• Task statement: Wherever the string "true" occurs in a line of these records, report that line.
━━━━━━━━━━━━━━━━
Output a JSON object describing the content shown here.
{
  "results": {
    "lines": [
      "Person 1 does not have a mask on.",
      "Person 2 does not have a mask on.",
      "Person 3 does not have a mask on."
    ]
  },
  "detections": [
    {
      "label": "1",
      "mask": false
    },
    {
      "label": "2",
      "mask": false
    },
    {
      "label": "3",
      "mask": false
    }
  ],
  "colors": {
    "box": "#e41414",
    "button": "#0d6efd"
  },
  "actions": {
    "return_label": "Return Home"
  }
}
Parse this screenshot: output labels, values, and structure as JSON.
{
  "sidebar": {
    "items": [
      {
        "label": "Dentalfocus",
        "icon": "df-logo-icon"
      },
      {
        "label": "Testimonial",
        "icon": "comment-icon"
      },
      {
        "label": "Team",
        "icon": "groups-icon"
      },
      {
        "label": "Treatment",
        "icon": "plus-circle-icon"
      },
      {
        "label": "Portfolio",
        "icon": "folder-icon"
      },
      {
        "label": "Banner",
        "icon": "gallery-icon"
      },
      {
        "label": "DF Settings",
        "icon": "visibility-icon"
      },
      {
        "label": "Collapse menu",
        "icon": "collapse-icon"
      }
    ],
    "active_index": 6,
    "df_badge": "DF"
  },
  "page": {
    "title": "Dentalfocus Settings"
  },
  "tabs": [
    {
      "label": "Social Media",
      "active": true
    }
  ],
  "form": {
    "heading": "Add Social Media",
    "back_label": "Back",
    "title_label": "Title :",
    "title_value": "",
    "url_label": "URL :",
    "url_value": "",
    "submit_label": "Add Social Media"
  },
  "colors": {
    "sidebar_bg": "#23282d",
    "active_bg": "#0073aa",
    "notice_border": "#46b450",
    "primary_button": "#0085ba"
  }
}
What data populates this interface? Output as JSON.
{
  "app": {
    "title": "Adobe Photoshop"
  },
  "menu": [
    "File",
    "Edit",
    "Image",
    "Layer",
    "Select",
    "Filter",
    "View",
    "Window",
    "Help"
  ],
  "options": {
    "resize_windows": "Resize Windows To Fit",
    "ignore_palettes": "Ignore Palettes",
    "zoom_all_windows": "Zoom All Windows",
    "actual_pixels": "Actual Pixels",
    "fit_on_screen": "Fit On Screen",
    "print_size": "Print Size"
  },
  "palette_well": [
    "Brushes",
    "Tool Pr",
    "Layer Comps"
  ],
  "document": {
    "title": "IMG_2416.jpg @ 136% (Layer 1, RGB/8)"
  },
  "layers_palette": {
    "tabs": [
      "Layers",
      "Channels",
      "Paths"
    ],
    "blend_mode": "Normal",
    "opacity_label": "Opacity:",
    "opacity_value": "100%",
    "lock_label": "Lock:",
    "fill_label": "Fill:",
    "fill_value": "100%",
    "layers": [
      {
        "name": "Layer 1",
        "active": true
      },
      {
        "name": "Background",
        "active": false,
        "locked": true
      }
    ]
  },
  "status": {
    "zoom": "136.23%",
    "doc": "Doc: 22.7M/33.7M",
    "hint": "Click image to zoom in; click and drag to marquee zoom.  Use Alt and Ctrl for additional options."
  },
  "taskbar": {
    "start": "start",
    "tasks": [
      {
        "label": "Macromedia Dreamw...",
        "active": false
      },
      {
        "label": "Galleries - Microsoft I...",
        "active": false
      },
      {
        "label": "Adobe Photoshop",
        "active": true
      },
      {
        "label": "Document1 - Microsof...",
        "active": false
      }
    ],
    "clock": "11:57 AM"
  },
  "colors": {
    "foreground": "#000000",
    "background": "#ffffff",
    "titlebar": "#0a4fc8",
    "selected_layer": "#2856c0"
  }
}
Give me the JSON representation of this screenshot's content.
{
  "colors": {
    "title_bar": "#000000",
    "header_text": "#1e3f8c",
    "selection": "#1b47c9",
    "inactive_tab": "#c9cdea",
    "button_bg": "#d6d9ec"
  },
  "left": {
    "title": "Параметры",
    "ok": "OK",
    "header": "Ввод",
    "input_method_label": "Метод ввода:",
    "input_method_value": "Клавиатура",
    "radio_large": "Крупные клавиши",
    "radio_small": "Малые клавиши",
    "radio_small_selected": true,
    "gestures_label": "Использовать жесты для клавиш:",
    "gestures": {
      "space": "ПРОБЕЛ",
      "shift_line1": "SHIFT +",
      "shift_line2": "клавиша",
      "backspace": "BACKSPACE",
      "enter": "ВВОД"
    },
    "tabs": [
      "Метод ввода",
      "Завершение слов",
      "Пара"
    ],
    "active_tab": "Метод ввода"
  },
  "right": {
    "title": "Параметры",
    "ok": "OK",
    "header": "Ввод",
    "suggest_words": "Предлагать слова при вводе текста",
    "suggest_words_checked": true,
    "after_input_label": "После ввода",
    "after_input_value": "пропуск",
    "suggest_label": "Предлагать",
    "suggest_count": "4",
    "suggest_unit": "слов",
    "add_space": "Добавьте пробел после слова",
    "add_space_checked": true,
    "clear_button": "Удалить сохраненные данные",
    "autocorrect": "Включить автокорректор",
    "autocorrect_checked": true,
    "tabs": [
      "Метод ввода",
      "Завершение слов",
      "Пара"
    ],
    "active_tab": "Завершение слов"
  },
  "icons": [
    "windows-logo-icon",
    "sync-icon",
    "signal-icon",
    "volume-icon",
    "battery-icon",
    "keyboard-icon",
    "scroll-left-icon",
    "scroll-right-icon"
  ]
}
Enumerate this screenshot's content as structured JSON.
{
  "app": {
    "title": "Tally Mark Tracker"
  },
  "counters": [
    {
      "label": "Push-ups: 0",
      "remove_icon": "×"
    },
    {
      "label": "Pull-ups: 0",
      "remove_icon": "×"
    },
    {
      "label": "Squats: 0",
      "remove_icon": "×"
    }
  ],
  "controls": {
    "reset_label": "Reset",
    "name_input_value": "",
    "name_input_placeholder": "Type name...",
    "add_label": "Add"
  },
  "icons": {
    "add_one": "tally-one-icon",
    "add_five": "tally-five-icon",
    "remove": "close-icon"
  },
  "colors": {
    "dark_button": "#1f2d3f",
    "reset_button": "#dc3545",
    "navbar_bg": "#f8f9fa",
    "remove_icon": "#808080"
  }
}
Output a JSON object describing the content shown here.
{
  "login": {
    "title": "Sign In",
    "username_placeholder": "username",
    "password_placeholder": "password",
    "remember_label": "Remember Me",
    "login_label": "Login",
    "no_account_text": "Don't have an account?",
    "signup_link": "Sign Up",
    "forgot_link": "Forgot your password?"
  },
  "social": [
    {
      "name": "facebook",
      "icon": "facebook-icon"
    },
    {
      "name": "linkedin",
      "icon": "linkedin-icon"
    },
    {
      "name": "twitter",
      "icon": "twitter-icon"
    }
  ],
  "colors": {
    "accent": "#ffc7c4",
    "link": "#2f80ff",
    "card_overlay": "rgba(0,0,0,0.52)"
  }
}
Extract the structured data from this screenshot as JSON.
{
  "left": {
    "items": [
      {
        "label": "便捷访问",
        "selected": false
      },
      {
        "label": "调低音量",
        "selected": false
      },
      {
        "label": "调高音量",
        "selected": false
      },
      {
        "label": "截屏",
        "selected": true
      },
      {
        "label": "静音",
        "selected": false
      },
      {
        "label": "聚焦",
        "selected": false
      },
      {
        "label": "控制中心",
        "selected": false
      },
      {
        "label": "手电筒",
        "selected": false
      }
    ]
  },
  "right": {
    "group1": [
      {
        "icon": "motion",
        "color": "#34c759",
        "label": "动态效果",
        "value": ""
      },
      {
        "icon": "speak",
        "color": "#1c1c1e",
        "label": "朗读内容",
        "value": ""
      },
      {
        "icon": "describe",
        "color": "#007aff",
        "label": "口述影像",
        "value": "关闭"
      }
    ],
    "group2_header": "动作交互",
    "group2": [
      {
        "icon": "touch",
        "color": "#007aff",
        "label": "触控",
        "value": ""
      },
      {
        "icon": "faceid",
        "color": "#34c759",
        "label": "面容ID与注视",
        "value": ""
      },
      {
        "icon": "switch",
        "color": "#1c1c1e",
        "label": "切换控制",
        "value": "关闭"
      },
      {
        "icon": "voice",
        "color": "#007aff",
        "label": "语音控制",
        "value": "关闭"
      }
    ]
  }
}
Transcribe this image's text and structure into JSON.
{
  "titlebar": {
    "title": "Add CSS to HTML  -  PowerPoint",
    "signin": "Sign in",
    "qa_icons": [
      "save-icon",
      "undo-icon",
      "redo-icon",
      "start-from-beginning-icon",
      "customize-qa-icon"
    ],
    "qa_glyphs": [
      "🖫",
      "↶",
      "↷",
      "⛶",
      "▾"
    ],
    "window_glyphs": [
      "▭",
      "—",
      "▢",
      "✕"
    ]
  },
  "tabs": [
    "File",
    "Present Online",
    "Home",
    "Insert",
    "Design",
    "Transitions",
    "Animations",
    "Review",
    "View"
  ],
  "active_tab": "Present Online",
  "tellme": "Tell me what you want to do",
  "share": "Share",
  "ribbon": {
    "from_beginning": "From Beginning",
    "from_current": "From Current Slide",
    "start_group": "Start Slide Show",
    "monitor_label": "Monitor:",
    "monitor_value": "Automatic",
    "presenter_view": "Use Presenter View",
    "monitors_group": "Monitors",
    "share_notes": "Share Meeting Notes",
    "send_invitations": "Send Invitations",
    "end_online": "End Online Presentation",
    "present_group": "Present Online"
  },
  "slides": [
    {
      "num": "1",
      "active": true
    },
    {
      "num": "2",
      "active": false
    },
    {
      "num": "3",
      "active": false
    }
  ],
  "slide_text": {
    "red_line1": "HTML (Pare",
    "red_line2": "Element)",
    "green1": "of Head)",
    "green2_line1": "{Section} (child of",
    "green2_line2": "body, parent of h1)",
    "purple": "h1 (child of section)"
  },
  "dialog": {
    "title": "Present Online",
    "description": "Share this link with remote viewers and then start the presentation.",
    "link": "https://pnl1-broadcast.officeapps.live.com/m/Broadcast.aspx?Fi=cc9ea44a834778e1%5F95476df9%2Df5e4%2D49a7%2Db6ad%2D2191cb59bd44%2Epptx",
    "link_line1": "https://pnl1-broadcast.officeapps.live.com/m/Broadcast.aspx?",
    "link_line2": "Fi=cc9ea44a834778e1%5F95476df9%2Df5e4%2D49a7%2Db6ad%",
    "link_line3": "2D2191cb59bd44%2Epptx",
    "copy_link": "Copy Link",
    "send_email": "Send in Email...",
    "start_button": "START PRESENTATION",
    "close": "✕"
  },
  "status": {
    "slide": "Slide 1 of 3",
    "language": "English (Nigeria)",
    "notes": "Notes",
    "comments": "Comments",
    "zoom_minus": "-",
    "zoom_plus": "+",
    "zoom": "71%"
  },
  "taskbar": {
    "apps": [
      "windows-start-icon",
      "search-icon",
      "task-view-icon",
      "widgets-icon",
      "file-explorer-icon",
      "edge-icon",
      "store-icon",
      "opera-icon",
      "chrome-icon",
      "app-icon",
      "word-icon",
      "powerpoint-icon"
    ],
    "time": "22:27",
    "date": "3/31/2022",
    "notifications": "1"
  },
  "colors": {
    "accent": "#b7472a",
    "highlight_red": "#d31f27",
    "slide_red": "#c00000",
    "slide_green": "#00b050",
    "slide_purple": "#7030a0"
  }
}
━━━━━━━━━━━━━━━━
• Task response:
      "active": true
        "active": true
        "locked": true
        "active": true
    "radio_small_selected": true,
    "suggest_words_checked": true,
    "add_space_checked": true,
    "autocorrect_checked": true,
        "selected": true
      "active": true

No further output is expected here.